Bethany Consentino is a busy woman. Not only has she recently announced a clothing line for hip high street store Urban Outfitters, her band Best Coast have released the follow up to their surprisingly popular debut Crazy for You. Perhaps the best way to describe sophomore effort The Only Placeis as a love letter to California but, for the most part, Consentino and bandmate Bobb Bruno fail to make me fall in love.
The record opens with the title track and the change is instantly noticeable. No more lo-fi fuzziness; with a new record comes a new, cleaner, more polished sound. The lyrics on this track could well have been written by the Cali tourist board, with countless references to the beach, the sun and the sea (familiar themes throughout, as you’ll discover). It’s catchy enough but fails to ignite any sparks of excitement or do much. It’s clear Consentino has grown more confident in her voice and music, something especially evident in “Why I Cry”as she cries out “you seem to think you know everything.”

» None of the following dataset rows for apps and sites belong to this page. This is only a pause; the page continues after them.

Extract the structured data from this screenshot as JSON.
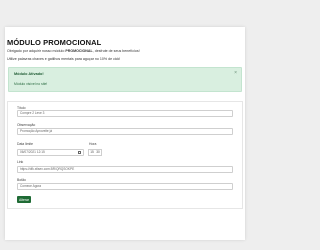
{
  "page": {
    "title": "MÓDULO PROMOCIONAL",
    "subtitle_prefix": "Obrigado por adquirir nosso módulo ",
    "subtitle_bold": "PROMOCIONAL",
    "subtitle_suffix": ", desfrute de seus benefícios!",
    "hint": "Utilize palavras chaves e gatilhos mentais para aguçar no 10% de cick!"
  },
  "alert": {
    "title": "Módulo Ativado!",
    "text": "Módulo visível no site!",
    "close_glyph": "×",
    "colors": {
      "background": "#d9efe0",
      "text": "#1d5a32"
    }
  },
  "form": {
    "fields": {
      "titulo": {
        "label": "Título",
        "value": "Compre 2 Leve 3"
      },
      "observacao": {
        "label": "Observação",
        "value": "Promoção Aproveite já"
      },
      "data_limite": {
        "label": "Data limite",
        "value": "06/07/2021 12:15"
      },
      "hora": {
        "label": "Hora",
        "hour": "15",
        "minute": "30"
      },
      "link": {
        "label": "Link",
        "value": "https://dfk.xtlsex.com.BR/QRQSOKPE"
      },
      "botao": {
        "label": "Botão",
        "value": "Comece Agora"
      }
    },
    "submit_label": "Alterar",
    "accent_color": "#1f6b35"
  }
}
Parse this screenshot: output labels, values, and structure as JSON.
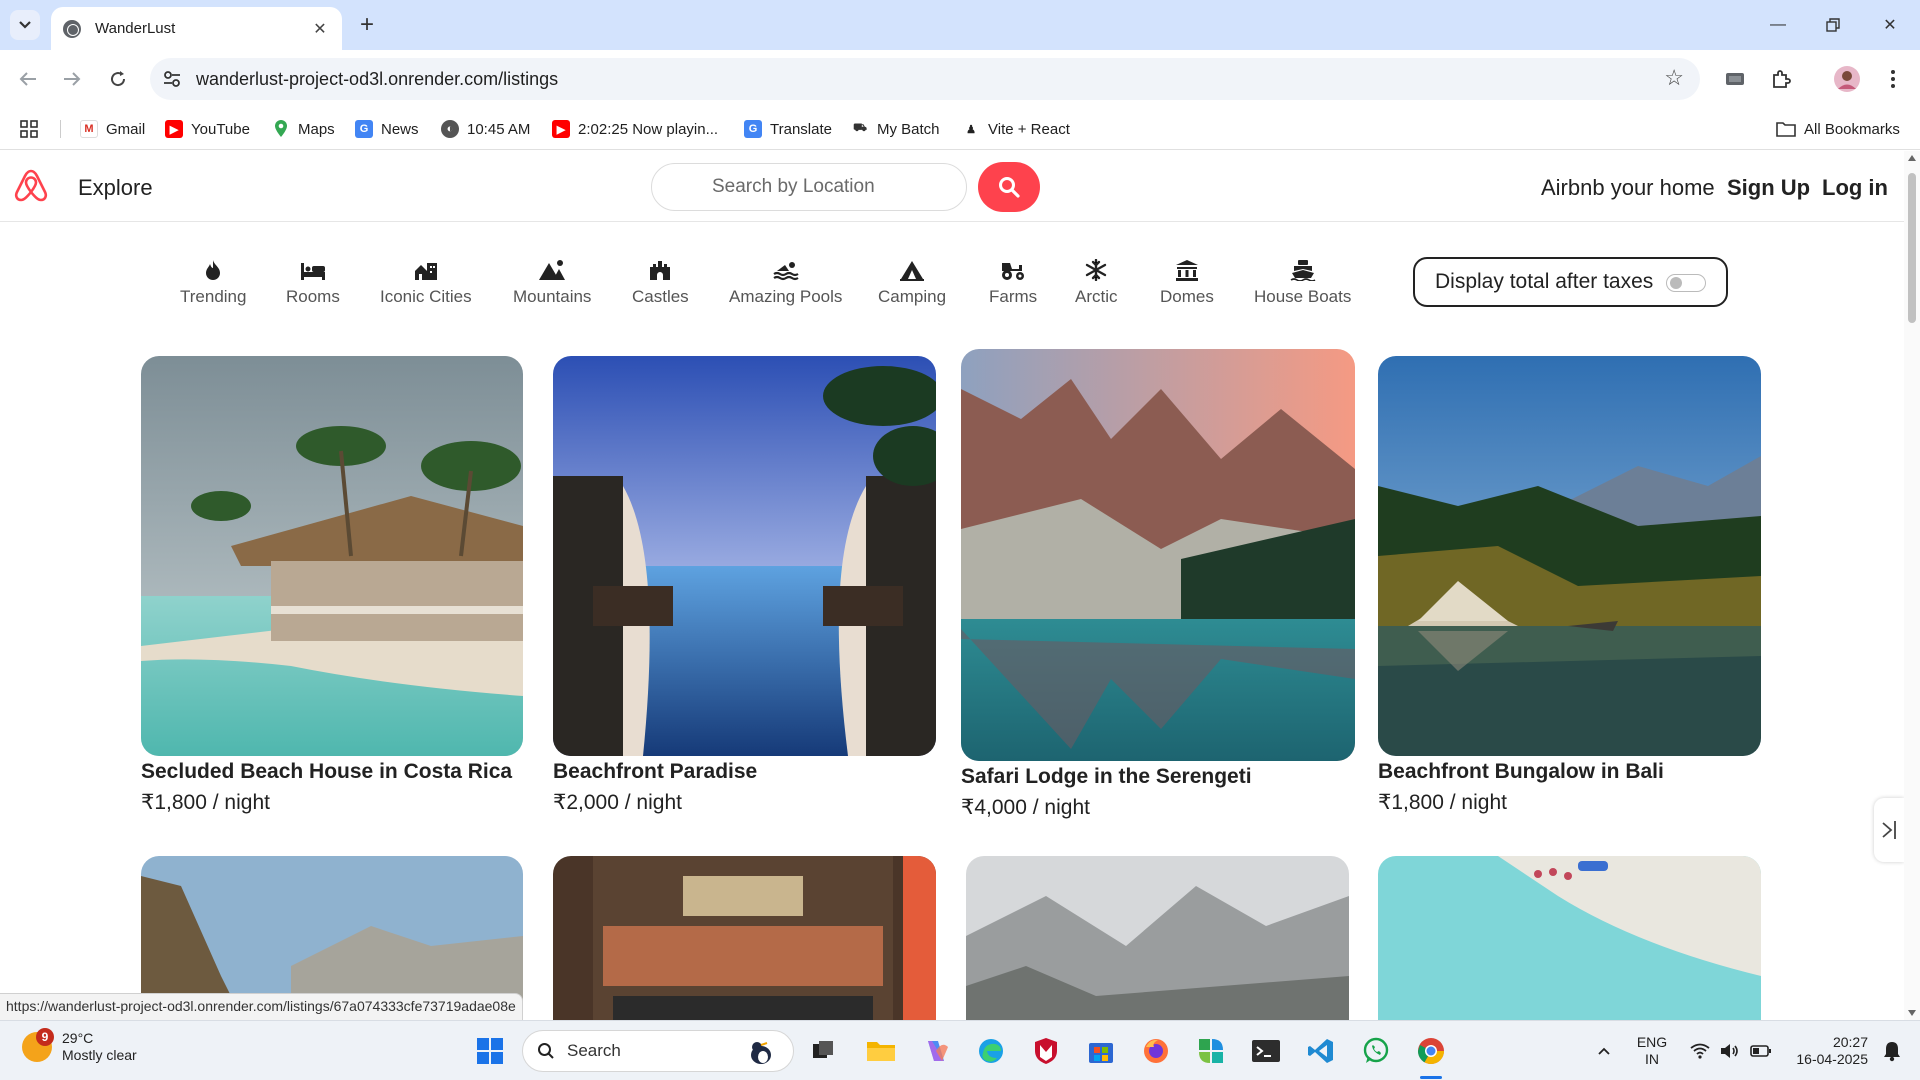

Things continue in a similar vein for the next half an hour or so. There are some tracks that are more interesting than others; “No One Like You”has a high school prom feeling to it, verging on alt. country, whilst “Better Girl” executes Consentino’s simple lyrics in the best way possible. Album closer “Up All Night”provides the highpoint of the record, with plaintive strumming and some beautiful, tear-jerking strings towards the end but fails to make up for the rest of the album.
Overall the eleven tracks that feature on this record sound so similar it’s hard to differentiate. There’s no denying The Only Place is very closely related to Crazy for You, but the latter had that edge of being new and raw, and actually sounding like a bunch of kids bashing out tracks in a garage. This follow-up is just too clean and sterile. It aims for pure, simple ’60s pop, but there’s simplicity and there’s boring.
Consentino’s never claimed to be the world’s best lyricist but some of her writing on this album reach new levels of clumsy banality. “Last Year”,for example, where she writes “what a year this day has been/what a day this year has been”, which doesn’t really say or mean anything. A common criticism of Consentino’s songwriting is an over-reliance on a group of tired, clichéd tropes; sun, sand, boys, weed, cats, sitting around in the sun with boys and cats and weed. Whilst in small doses, stock lyrical themes are fine and dandy (where would rock ‘n’ roll be if young guys complain about girls not loving them?), but Best Coast take it to the extreme and edge close to parody.
It’s perfect for days spent lying in the sun but aside from that the repetitiveness of this LP makes it bland and boring. Sadly underwhelming, after a promising opening shot.